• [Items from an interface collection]
★ ★ ★ ★ ★
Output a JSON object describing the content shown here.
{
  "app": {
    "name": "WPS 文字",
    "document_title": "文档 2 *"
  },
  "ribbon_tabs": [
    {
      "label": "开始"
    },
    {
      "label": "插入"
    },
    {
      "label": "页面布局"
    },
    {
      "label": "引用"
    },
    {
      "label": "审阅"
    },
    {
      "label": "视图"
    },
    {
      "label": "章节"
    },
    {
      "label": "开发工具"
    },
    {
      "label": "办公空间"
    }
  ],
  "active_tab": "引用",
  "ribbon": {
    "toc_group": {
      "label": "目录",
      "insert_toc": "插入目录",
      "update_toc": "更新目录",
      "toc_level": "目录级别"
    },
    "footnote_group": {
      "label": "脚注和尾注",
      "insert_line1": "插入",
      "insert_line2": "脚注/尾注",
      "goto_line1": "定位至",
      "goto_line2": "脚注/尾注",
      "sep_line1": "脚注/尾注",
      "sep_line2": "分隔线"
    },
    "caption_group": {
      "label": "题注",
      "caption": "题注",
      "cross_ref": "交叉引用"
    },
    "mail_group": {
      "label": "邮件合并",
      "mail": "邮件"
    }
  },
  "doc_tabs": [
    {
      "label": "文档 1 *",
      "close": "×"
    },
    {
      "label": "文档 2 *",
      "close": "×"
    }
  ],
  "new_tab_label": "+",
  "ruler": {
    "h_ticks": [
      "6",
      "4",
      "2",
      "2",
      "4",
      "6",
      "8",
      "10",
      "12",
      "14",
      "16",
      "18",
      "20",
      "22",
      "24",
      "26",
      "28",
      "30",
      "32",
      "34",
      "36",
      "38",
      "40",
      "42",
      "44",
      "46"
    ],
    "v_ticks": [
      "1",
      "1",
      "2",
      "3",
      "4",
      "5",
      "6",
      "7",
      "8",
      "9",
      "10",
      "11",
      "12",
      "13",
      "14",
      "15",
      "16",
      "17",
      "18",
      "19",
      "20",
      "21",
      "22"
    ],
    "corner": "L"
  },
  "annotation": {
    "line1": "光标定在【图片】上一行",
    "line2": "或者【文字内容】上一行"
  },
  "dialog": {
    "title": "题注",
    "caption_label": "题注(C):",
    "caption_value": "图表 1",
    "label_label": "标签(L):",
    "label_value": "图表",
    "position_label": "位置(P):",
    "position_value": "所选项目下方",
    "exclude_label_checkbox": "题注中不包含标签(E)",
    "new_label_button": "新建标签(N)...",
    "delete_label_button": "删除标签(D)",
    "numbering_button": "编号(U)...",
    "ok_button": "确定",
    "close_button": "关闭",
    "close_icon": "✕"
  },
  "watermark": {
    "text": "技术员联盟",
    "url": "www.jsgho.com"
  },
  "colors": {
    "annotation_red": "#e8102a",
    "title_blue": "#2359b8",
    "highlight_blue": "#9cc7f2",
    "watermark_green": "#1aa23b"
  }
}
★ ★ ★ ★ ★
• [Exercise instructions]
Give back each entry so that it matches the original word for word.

• [Response to this task]
Output a JSON object describing the content shown here.
{
  "app": {
    "name": "WPS 文字",
    "document_title": "文档 2 *"
  },
  "ribbon_tabs": [
    {
      "label": "开始"
    },
    {
      "label": "插入"
    },
    {
      "label": "页面布局"
    },
    {
      "label": "引用"
    },
    {
      "label": "审阅"
    },
    {
      "label": "视图"
    },
    {
      "label": "章节"
    },
    {
      "label": "开发工具"
    },
    {
      "label": "办公空间"
    }
  ],
  "active_tab": "引用",
  "ribbon": {
    "toc_group": {
      "label": "目录",
      "insert_toc": "插入目录",
      "update_toc": "更新目录",
      "toc_level": "目录级别"
    },
    "footnote_group": {
      "label": "脚注和尾注",
      "insert_line1": "插入",
      "insert_line2": "脚注/尾注",
      "goto_line1": "定位至",
      "goto_line2": "脚注/尾注",
      "sep_line1": "脚注/尾注",
      "sep_line2": "分隔线"
    },
    "caption_group": {
      "label": "题注",
      "caption": "题注",
      "cross_ref": "交叉引用"
    },
    "mail_group": {
      "label": "邮件合并",
      "mail": "邮件"
    }
  },
  "doc_tabs": [
    {
      "label": "文档 1 *",
      "close": "×"
    },
    {
      "label": "文档 2 *",
      "close": "×"
    }
  ],
  "new_tab_label": "+",
  "ruler": {
    "h_ticks": [
      "6",
      "4",
      "2",
      "2",
      "4",
      "6",
      "8",
      "10",
      "12",
      "14",
      "16",
      "18",
      "20",
      "22",
      "24",
      "26",
      "28",
      "30",
      "32",
      "34",
      "36",
      "38",
      "40",
      "42",
      "44",
      "46"
    ],
    "v_ticks": [
      "1",
      "1",
      "2",
      "3",
      "4",
      "5",
      "6",
      "7",
      "8",
      "9",
      "10",
      "11",
      "12",
      "13",
      "14",
      "15",
      "16",
      "17",
      "18",
      "19",
      "20",
      "21",
      "22"
    ],
    "corner": "L"
  },
  "annotation": {
    "line1": "光标定在【图片】上一行",
    "line2": "或者【文字内容】上一行"
  },
  "dialog": {
    "title": "题注",
    "caption_label": "题注(C):",
    "caption_value": "图表 1",
    "label_label": "标签(L):",
    "label_value": "图表",
    "position_label": "位置(P):",
    "position_value": "所选项目下方",
    "exclude_label_checkbox": "题注中不包含标签(E)",
    "new_label_button": "新建标签(N)...",
    "delete_label_button": "删除标签(D)",
    "numbering_button": "编号(U)...",
    "ok_button": "确定",
    "close_button": "关闭",
    "close_icon": "✕"
  },
  "watermark": {
    "text": "技术员联盟",
    "url": "www.jsgho.com"
  },
  "colors": {
    "annotation_red": "#e8102a",
    "title_blue": "#2359b8",
    "highlight_blue": "#9cc7f2",
    "watermark_green": "#1aa23b"
  }
}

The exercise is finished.